Great Crested Grebes on Ivy Lake.

Some chap then came over and said that other birders on the other side of the lake had seen the bird, so we all joined them. Stood looking over a large area of brambles, the bird eventually began to call. Its call is virtually a low ‘tick’ and judging from where it was coming from, we were all very close to it. I found that a lot of those present were elderly, therefore struggling to hear the call note. I soon picked up some movement close by within the brambles and quickly grabbing the binoculars, I soon spotted the Dusky Warbler skulking within the undergrowth. I gave the shout to everyone and eventually, the bird popped out briefly and then flew off to a nearby bramble behind us all. Forty odd birders then scampered over to the next set of brambles hoping to get another glimpse of the bird.

Great Crested Grebes and Tufted Duck on Ivy Lake.
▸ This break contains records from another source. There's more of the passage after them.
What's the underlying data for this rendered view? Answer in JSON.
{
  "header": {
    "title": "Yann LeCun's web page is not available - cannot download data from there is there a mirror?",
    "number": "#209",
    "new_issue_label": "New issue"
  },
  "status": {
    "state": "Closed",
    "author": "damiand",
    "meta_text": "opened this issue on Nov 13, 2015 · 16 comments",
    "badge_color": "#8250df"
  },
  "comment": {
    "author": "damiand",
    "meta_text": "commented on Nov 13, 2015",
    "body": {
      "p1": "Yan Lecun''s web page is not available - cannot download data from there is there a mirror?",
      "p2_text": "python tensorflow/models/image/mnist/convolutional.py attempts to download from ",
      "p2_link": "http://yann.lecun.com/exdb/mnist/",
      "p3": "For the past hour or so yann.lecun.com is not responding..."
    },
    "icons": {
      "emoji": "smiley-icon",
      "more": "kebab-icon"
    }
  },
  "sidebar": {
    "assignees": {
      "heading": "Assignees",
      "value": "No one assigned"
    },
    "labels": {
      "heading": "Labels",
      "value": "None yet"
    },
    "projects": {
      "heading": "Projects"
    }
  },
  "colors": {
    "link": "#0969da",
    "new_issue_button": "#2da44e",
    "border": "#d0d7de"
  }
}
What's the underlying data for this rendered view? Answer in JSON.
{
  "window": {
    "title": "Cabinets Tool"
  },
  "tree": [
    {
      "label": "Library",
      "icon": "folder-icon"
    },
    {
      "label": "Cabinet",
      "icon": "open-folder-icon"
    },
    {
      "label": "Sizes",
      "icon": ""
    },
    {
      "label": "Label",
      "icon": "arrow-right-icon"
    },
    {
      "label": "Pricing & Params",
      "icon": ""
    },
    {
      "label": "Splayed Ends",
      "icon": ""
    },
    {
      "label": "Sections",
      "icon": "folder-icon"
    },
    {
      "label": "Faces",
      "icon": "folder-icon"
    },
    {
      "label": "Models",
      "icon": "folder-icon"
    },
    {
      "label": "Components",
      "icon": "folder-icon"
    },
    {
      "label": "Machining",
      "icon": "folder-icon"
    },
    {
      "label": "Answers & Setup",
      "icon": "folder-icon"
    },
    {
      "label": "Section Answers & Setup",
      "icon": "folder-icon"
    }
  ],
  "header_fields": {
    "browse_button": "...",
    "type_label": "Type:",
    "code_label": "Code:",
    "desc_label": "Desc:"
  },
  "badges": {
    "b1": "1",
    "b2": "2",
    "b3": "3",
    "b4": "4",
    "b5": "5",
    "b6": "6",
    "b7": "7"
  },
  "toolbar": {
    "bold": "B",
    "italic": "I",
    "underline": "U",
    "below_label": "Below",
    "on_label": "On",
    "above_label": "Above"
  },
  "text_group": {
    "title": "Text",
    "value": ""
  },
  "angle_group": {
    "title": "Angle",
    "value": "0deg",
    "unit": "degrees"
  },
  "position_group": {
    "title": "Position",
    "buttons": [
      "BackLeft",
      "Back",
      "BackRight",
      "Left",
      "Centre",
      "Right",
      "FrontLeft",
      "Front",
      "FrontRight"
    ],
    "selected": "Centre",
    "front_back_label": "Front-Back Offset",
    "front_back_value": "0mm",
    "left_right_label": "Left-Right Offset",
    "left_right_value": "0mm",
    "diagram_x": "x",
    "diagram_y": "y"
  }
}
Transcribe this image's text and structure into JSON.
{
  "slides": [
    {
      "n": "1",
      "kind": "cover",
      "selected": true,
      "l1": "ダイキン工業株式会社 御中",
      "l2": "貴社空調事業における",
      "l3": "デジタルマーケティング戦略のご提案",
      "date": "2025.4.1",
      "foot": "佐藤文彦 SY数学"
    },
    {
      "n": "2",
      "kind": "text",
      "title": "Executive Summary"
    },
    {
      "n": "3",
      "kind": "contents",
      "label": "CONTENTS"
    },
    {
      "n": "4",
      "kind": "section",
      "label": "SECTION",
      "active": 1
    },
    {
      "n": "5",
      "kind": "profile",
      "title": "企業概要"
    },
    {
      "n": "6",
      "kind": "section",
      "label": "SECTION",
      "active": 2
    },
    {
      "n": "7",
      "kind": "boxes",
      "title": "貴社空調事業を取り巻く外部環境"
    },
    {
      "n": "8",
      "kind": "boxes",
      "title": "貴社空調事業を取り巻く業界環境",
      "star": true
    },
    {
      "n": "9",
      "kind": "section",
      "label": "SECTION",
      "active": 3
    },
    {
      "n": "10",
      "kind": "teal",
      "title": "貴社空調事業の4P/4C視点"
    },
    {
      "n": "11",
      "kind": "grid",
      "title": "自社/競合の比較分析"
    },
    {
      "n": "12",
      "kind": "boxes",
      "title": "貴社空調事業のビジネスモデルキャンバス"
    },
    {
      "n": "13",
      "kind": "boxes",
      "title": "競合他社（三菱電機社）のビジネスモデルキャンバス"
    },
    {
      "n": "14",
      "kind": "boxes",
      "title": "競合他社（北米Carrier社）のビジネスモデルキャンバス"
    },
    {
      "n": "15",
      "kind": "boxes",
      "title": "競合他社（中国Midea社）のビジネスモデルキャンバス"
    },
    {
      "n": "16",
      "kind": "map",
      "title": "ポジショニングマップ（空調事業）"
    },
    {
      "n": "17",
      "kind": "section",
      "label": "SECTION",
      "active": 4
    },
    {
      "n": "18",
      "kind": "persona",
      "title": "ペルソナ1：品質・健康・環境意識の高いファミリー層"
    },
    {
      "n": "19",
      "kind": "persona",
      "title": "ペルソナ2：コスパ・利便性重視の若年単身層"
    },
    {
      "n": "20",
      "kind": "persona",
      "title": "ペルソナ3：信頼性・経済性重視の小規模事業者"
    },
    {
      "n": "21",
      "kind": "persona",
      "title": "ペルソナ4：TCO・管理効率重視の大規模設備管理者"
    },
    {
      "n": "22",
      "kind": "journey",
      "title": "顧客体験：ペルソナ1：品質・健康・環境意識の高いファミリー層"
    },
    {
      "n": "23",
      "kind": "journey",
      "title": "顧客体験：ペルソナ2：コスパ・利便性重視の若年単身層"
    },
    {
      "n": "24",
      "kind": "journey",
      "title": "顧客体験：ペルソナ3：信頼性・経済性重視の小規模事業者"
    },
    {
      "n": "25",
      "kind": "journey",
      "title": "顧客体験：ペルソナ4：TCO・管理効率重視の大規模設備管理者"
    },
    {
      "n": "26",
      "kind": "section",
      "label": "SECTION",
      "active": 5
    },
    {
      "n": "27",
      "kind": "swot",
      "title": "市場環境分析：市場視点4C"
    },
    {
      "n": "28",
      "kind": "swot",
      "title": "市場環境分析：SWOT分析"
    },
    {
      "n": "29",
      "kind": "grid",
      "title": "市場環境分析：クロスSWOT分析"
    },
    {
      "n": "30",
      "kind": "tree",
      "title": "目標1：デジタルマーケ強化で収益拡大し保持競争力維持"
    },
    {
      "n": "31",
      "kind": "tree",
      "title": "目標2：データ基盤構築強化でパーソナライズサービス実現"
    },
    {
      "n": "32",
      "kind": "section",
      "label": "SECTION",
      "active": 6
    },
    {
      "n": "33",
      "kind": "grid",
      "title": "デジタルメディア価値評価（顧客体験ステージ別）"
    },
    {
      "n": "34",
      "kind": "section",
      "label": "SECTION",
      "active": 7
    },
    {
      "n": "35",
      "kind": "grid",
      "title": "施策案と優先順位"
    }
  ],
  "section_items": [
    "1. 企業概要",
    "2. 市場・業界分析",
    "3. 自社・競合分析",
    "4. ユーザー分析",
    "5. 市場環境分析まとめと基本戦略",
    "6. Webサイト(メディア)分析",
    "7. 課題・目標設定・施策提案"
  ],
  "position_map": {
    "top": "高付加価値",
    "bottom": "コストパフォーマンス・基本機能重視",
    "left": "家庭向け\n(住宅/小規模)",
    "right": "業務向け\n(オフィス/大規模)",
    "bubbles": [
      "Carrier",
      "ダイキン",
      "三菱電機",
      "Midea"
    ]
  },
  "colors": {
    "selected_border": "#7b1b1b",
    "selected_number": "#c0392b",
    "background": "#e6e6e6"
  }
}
One birder, armed with his digiscoping equipment pleaded with everyone to slow down and not chase the bird. But I think it fell on deaf ears, literally! The bird showed again briefly within the bramble, calling in doing so, but all the time I was there, it was never showing long enough to grab a photo. It eventually flew out of this bramble then back to where we first stood. Again, I got a couple more glimpses of it, scurrying through a bramble by the side of the lake and then I decided to make my way back home, knowing I had my 100th species of the year under my belt.

Gadwall and Tufted Duck on one of the smaller lakes.

I shall be busy this week with work but this weekend, if they are still around, I might go for the Whooper Swans at Barnham and the Bewicks Swans at Burpham. Hope you are reading this John?